Excerpts from a dataset
————————

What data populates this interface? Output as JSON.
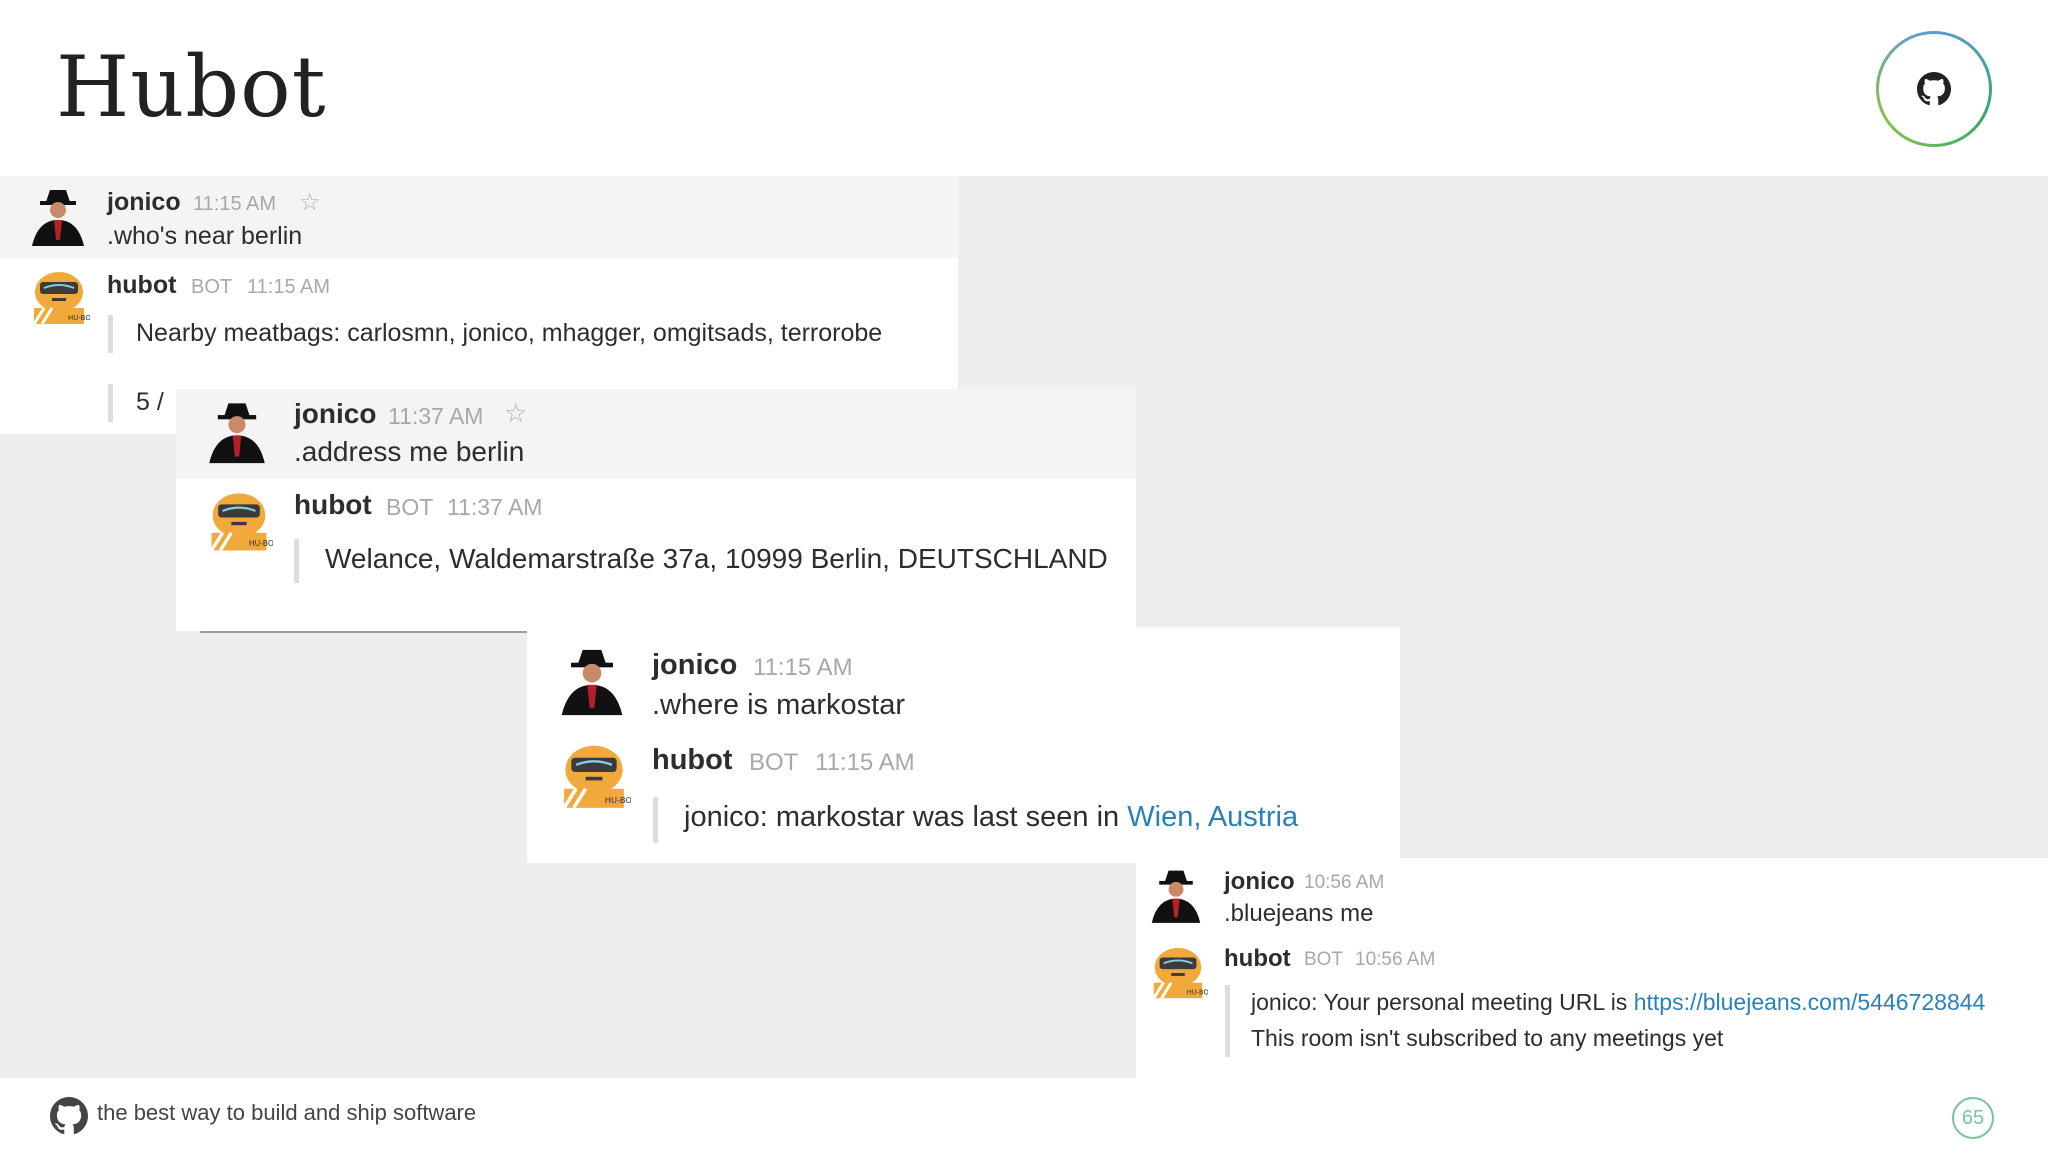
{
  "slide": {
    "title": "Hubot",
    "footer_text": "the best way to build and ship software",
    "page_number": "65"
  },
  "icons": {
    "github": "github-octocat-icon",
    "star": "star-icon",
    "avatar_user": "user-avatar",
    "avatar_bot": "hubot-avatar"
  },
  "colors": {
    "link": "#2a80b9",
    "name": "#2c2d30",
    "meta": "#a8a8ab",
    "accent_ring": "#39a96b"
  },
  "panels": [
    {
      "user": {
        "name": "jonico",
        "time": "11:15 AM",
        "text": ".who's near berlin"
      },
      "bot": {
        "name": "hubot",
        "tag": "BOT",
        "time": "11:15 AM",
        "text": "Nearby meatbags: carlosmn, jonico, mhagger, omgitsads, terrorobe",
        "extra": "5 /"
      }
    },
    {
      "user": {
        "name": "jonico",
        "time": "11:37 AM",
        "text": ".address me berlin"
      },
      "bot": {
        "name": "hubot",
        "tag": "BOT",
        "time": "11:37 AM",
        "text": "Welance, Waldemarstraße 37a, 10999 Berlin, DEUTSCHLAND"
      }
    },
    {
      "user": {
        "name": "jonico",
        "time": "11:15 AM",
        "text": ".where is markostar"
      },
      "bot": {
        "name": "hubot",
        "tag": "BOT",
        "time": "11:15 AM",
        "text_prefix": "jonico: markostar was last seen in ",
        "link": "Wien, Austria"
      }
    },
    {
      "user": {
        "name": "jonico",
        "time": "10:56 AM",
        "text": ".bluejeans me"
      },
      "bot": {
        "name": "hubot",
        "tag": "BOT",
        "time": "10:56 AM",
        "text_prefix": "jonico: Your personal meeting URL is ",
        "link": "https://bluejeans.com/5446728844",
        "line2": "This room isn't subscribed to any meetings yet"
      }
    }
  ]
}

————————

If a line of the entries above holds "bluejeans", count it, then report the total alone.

2